### BRIEF
Each line holding the word "لباس" must appear in the answer, copied from the entries.

§ §

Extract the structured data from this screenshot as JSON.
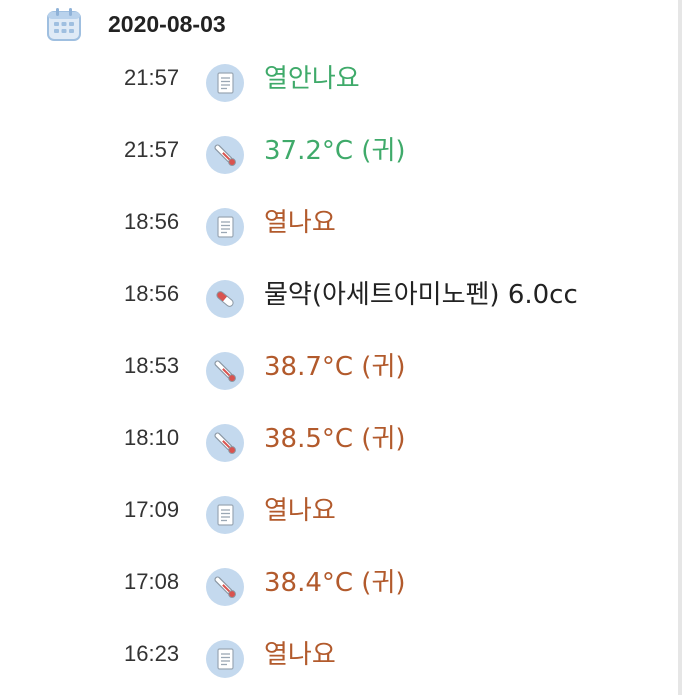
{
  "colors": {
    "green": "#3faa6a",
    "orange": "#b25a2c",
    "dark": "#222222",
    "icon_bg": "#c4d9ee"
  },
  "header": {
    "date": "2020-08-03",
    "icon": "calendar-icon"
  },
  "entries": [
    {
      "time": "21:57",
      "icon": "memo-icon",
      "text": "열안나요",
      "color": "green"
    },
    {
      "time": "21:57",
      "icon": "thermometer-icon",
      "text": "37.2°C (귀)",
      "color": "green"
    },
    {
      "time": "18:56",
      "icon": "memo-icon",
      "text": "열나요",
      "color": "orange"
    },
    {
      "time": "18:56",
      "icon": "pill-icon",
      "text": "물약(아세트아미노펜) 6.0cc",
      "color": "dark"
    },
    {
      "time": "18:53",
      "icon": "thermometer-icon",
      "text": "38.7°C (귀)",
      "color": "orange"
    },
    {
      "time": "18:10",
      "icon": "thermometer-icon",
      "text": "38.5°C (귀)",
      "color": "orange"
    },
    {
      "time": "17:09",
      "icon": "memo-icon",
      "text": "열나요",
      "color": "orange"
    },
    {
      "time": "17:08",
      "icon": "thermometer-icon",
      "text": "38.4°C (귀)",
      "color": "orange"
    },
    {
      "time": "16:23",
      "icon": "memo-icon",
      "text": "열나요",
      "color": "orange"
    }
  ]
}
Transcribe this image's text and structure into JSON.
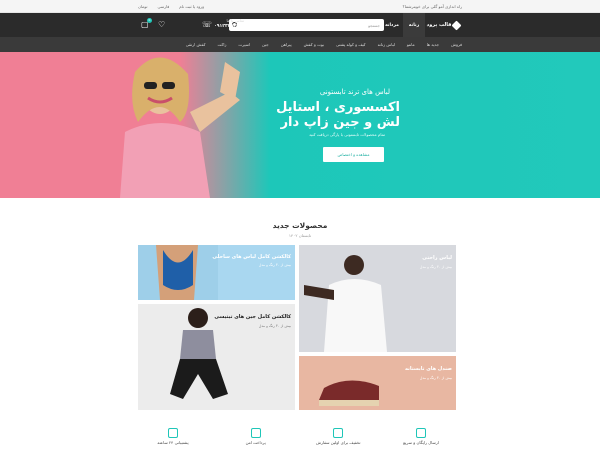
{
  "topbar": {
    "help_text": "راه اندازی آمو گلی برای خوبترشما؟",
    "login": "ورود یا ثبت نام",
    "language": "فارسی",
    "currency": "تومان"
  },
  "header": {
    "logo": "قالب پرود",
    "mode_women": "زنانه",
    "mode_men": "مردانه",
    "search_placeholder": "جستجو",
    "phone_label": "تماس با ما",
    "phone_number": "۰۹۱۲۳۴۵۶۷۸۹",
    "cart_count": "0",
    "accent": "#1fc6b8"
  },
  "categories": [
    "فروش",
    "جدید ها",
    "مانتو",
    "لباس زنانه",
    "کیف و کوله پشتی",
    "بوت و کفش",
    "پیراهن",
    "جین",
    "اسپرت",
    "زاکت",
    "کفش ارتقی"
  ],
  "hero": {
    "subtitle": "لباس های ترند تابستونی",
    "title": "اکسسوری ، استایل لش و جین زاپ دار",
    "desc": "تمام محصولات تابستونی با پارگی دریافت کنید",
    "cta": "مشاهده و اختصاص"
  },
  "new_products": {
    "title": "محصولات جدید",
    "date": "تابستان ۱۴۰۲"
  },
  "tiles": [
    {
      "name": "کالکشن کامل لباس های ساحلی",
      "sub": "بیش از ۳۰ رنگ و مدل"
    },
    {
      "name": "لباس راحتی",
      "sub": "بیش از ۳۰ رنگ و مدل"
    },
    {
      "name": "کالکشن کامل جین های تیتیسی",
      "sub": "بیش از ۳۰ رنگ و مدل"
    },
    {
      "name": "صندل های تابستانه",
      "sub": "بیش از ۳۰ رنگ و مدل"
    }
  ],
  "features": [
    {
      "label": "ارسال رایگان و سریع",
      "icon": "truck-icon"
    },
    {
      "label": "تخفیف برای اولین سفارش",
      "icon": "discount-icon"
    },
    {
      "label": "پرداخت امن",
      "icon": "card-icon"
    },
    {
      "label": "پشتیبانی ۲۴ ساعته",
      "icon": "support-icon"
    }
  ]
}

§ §

### EXPECTED ANSWER
    "لباس زنانه",
    "subtitle": "لباس های ترند تابستونی",
      "name": "کالکشن کامل لباس های ساحلی",
      "name": "لباس راحتی",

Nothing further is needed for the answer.